Tongil News (“MB ADMINISTRATION SHOULD CHANGE DPRK POLICY AMID TENSION ON PENINSULA”, 2008/09/23) reported that Kim Yeon-chul, the representative of Hankyure Peace Institute pointed that Lee Myung-bak administration’s DPRK policy is focusing too much on merely differentiating itsef from what it was like for the past ten years. The break-off of the inter-Korean relationship would not have happened if the government had put as much effort into deciding which tasks they need to focus attention on and adjust the process wisely.
28. Inter-Korea Relations
Kyunghyang Shinmun (“FORMER ROK UNIFICATION MINISTER CRITICIZES RESUMING OPLAN 5029”, 2008/09/23) reported that Lee Jong-suk, the former ROK Unification Minister who suspended further development of OPLAN 5029, which refers to a joint contingency plan with the US when working under the former administration’s National Security Council, said the contingency plan should not be dealt publicly. He also pointed that the ROK will be able to take more advantage if they are preferable to the DPRK people in case of contingency. That is why improving inter-Korean relationship is the most urgent task at the moment, he added.
29. DPRK Nuclear Issue
Munhwa Ilbo (Koo Bon-hak, “DPRK SHOULD DENUCLEARIZE AND OPEN DOOR TO GET AID”, 2008/09/23) said in a column that the major reason why the DPRK is driving the peninsula into nuclear crisis is because they are not willing to abandon their nuclear program. Second, they are also waiting for the talks with the next U.S. administration, so that they can produce additional plutonium and nuclear weapons, which will gradually bring them more profit. Third, concerning inter-Korean relations, they are aiming to take the upper position by confusing ROK’s DPRK policy. Fourth, it seems that DPRK’s military hard-liners are trying to repeal the nuke agreement on behalf of Kim Jong-il, who is known to be ill. The DPRK suggested that the two Koreas should hold economy-energy talks and required the ROK to fulfill what was agreed during the six-party talks. In this situation, economic support toward the DPRK who suspended the disabling process is totally meaningless.
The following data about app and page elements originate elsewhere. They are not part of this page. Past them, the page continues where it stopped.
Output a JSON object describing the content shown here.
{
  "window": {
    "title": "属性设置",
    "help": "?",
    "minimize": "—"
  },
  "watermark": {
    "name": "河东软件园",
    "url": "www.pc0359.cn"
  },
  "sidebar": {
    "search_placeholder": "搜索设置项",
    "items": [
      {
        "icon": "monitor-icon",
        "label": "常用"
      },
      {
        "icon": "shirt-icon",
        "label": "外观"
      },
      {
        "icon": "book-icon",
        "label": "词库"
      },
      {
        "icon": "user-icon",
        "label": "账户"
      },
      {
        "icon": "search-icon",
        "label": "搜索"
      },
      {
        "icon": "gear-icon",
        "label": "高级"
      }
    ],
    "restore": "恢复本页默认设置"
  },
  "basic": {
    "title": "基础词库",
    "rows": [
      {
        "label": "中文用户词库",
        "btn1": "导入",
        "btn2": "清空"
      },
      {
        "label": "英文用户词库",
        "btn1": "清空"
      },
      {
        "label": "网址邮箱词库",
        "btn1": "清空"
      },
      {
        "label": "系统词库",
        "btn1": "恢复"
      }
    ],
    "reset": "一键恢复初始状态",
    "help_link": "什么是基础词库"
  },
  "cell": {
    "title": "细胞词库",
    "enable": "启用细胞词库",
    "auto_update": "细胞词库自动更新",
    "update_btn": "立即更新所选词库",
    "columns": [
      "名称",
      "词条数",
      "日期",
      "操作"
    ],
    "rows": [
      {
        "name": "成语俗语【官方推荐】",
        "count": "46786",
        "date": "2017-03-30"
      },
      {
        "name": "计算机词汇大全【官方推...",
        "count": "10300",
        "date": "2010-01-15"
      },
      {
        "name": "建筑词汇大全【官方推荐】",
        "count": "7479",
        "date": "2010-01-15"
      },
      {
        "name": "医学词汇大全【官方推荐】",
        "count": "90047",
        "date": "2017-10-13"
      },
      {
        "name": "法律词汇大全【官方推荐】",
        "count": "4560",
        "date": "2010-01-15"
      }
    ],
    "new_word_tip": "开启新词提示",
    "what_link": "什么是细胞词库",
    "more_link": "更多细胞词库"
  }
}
OhmyNews (Chung Wook-sik, The PeaceNetwork Representives, “MB ADMINISTRATION HAS NO WILL TO RESOLVE NUCLEAR PROBLEM”, 2008/09/23) reported that Lee Myung-bak administration’s DPRK policy has always been firmer than Bush administration’s. Many government officials say that they do not know what the DPRK intends to get by suspending the disabling process and starting rebuilding the facilities. However, DPRK’s intention has rather been clear from the beginning. They are forcing the U.S. either to remove them from the list of state sponsors of terrorism, or to accept DPRK’s possession of nuclear weapons. Therefore, what is important at the moment is to finish the conflict over verification mechanism, so that the U.S. can eliminate them from ‘the list’. The first step of the verification mechanism has been agreed mostly during July’s six-party head-representative talks. Further processes can be completed effectively based on what is agreed during the talks.